__Problem details__:
The full set of entries below, restated word for word and stripped of images, is the expected result.
═══ Data to use
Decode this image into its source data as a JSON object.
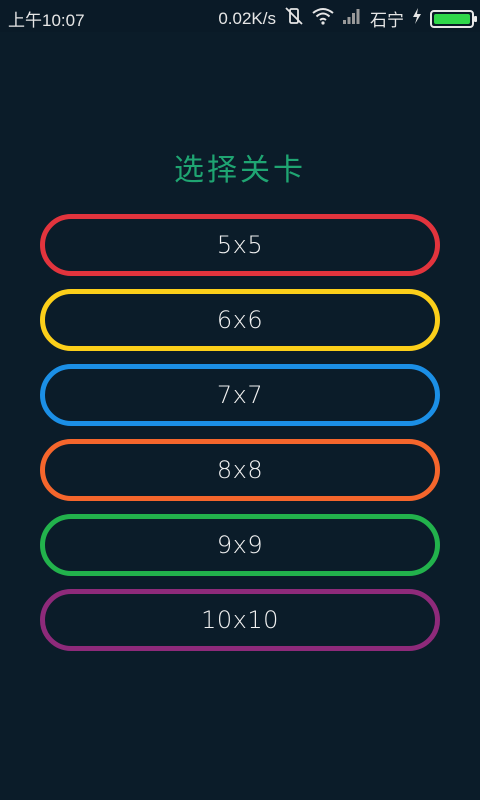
{
  "status_bar": {
    "time": "上午10:07",
    "network_speed": "0.02K/s",
    "carrier": "石宁",
    "icons": [
      "vibrate-off-icon",
      "wifi-icon",
      "signal-icon",
      "charging-icon",
      "battery-icon"
    ],
    "battery_level": 1.0,
    "battery_color": "#2fd84a"
  },
  "title": "选择关卡",
  "title_color": "#1fa572",
  "levels": [
    {
      "label": "5x5",
      "color": "#e2343d"
    },
    {
      "label": "6x6",
      "color": "#fccf1a"
    },
    {
      "label": "7x7",
      "color": "#1b8fe6"
    },
    {
      "label": "8x8",
      "color": "#f5662c"
    },
    {
      "label": "9x9",
      "color": "#22b24c"
    },
    {
      "label": "10x10",
      "color": "#8e2a7a"
    }
  ]
}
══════
__Written response__:
Decode this image into its source data as a JSON object.
{
  "status_bar": {
    "time": "上午10:07",
    "network_speed": "0.02K/s",
    "carrier": "石宁",
    "icons": [
      "vibrate-off-icon",
      "wifi-icon",
      "signal-icon",
      "charging-icon",
      "battery-icon"
    ],
    "battery_level": 1.0,
    "battery_color": "#2fd84a"
  },
  "title": "选择关卡",
  "title_color": "#1fa572",
  "levels": [
    {
      "label": "5x5",
      "color": "#e2343d"
    },
    {
      "label": "6x6",
      "color": "#fccf1a"
    },
    {
      "label": "7x7",
      "color": "#1b8fe6"
    },
    {
      "label": "8x8",
      "color": "#f5662c"
    },
    {
      "label": "9x9",
      "color": "#22b24c"
    },
    {
      "label": "10x10",
      "color": "#8e2a7a"
    }
  ]
}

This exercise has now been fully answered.